In fact, one of the challenges that came up in the monologue work was “How can I embody something as strong as extreme violence and not be affected as a private person?” One student shared an interesting story. She used to enjoy performing violent scenes in the play and had no problem before or after the performance. But when she was assisting her classmate’s monologue as a passive acting partner to whom the violent lines were spoken, she felt violated and overwhelmed. Suddenly she realized that she was experiencing violence as a private person, not as a character.

Her story sparked a discussion about the actor’s body and the private body. It’s the same body of the same person, but something about the consciousness of the actor makes it possible to differentiate the two. The students are beginning to feel the difference and wanting to learn the skill to do so.

For Davide, his focus on the monologue work was how to bring violence “closer” to the audience, how to bring life, humanity to the people in the photographs that seem so remote from us. He quoted a Hungarian war photographer Robert Capa, “If your pictures aren’t good enough, you’re not close enough.”  As he worked with the students on their monologues, some of them expressed the feeling of helplessness and emptiness. They’ve got the desire to do good work and be true to the people they portray. But they felt that their bodies were not fully ready to embody the experience of the real people in the photos. “I feel like I don’t have the tools to explore anything about my character,” one of them said. There seemed a big distance between the person in the photo and the actor’s body and mind.

Distance in the actor’s process… You don’t want to be too close to a degree that you cannot differentiate fiction from reality. You don’t want to be too far to feel anything at all. So, how can an actor know the right distance to bring life to a character?

Imagination, empathy, and humanity. Those are the words Davide often used for the last few days to encourage students to search for ways of exploration. During the monologue work, when a student was able to tap into the vulnerability and complexity of his or her character, he would point it out and say, “I didn’t see ‘a victim’ of violence, I saw a human being.” That, I feel, epitomizes the meaning and purpose of “re-imagining violence” for the actors.



At the end of one session, the photographer Kemê Pellicer stopped by to share her thoughts on the photos she took and edited. As much as it’s been such work for the actors to be the characters in the photos, Kemê also has done a great amount of work to make the photos as powerful as they could be. It was such a rare and special thing to listen to her side of the story.


The last day of the course was mostly run by me. The students had already done a great deal of reflection both in and outside the course. So, instead of another reflection session, I decided to hold a short Suzuki Method session to share one of “the tools” they could use to develop and explore their characters. Specifically, I tried to connect a few elements of the method to what they had been working on in the course, such as embodying extreme conflict or violence. To my relief and amazement, they dove into the exercises with joy and rigor after all the days of daunting, intensive work. It is one of the things I admire about this group of actors. 


Davide gave a brief wrap-up speech in the end.
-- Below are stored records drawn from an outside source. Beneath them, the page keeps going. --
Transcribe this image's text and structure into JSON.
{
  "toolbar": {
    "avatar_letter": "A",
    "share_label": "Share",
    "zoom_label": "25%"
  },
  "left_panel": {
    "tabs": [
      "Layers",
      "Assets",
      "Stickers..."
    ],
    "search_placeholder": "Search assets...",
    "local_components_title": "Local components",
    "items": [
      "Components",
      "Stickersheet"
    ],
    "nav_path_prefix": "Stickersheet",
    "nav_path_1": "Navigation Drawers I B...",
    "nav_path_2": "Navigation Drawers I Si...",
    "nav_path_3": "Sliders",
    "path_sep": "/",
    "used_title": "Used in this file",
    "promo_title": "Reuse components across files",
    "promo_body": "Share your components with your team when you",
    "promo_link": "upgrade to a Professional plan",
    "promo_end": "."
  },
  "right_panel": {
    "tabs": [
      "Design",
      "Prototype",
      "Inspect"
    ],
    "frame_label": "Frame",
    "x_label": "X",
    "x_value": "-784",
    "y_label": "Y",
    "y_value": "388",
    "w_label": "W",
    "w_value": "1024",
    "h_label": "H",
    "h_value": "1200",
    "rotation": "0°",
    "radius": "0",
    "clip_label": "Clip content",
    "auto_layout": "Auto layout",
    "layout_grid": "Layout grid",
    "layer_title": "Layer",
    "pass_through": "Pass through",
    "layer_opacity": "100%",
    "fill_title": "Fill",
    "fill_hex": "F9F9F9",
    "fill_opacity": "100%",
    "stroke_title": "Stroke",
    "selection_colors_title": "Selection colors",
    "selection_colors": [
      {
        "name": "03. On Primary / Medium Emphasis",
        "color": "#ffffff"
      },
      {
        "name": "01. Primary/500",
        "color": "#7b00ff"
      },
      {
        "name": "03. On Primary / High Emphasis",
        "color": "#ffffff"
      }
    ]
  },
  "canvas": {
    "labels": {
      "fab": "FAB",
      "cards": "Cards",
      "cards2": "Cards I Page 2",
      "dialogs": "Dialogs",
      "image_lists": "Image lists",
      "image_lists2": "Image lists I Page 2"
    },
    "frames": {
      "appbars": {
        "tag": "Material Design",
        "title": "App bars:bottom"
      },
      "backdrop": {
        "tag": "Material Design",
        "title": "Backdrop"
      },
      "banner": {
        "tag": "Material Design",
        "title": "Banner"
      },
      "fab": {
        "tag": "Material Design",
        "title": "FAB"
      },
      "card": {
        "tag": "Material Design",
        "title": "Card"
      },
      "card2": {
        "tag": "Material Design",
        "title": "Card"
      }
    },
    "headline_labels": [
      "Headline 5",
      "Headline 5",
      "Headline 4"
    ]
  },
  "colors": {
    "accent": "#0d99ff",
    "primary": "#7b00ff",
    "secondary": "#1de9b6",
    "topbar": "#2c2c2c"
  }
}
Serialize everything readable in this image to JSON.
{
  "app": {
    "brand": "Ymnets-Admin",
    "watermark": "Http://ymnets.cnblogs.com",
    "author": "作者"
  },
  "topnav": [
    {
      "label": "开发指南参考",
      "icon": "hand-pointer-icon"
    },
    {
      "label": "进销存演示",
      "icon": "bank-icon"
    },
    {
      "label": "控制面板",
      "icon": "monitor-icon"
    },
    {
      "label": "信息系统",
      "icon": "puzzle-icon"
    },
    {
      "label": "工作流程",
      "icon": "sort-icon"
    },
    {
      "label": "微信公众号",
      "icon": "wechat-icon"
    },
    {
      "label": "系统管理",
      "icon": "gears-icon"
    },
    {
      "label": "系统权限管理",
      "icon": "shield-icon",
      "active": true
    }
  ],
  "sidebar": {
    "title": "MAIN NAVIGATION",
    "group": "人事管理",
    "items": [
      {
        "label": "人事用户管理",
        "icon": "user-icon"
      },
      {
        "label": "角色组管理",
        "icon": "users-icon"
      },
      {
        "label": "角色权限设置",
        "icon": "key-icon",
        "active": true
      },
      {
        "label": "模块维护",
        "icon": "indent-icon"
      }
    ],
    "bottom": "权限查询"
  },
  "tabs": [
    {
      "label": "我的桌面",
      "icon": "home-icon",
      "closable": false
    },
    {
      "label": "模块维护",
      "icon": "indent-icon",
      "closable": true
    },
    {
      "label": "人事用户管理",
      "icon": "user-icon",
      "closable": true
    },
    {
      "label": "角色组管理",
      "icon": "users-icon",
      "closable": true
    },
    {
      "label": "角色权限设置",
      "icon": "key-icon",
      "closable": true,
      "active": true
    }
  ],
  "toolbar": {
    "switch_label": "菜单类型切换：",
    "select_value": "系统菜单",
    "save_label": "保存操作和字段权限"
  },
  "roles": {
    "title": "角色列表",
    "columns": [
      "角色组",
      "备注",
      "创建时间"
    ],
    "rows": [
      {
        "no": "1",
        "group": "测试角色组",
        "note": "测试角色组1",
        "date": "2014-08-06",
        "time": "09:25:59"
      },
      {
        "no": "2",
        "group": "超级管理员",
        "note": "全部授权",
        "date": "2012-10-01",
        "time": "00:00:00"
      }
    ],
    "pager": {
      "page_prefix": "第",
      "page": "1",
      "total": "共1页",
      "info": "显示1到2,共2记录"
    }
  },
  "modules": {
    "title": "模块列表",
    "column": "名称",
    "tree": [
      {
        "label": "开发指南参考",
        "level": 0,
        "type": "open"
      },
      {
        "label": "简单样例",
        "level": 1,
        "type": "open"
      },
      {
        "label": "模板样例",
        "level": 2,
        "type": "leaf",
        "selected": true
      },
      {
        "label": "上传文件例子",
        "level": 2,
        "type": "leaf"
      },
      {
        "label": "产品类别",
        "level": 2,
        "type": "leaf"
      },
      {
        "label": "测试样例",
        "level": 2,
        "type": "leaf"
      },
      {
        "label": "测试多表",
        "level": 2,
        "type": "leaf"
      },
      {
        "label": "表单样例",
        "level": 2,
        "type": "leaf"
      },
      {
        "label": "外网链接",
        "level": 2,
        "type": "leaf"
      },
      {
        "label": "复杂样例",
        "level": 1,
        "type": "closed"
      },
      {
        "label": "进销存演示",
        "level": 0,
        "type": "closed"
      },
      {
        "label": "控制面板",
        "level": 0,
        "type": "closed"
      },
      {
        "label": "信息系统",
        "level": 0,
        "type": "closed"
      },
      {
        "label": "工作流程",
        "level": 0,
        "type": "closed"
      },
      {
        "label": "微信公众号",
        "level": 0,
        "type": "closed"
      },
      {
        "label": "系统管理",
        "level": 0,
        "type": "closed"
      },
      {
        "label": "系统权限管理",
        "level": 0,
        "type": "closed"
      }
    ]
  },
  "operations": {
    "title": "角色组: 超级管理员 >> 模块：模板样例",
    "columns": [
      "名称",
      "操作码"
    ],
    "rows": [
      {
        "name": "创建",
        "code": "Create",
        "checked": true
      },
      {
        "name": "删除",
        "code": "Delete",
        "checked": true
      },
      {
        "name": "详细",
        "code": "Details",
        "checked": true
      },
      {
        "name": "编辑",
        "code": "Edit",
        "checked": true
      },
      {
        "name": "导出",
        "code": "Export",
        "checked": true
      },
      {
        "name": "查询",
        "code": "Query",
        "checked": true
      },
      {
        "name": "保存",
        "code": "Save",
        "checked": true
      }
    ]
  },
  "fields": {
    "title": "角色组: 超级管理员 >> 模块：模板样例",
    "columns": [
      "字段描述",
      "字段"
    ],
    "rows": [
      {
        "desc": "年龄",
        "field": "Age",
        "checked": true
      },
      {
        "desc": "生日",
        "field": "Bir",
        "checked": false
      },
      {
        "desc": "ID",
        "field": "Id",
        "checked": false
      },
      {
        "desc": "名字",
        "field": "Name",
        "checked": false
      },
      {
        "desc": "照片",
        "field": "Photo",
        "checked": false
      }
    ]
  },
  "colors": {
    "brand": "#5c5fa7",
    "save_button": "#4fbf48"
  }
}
There were more questions than answers. The questions that haunt us and drive us to search. He asked them to keep the questions burning. 

The work will continue next year with the half of the group. It will be a full-time, 6-week long process. I will also continue to be a part of it as a pedagogue.


So. To be continued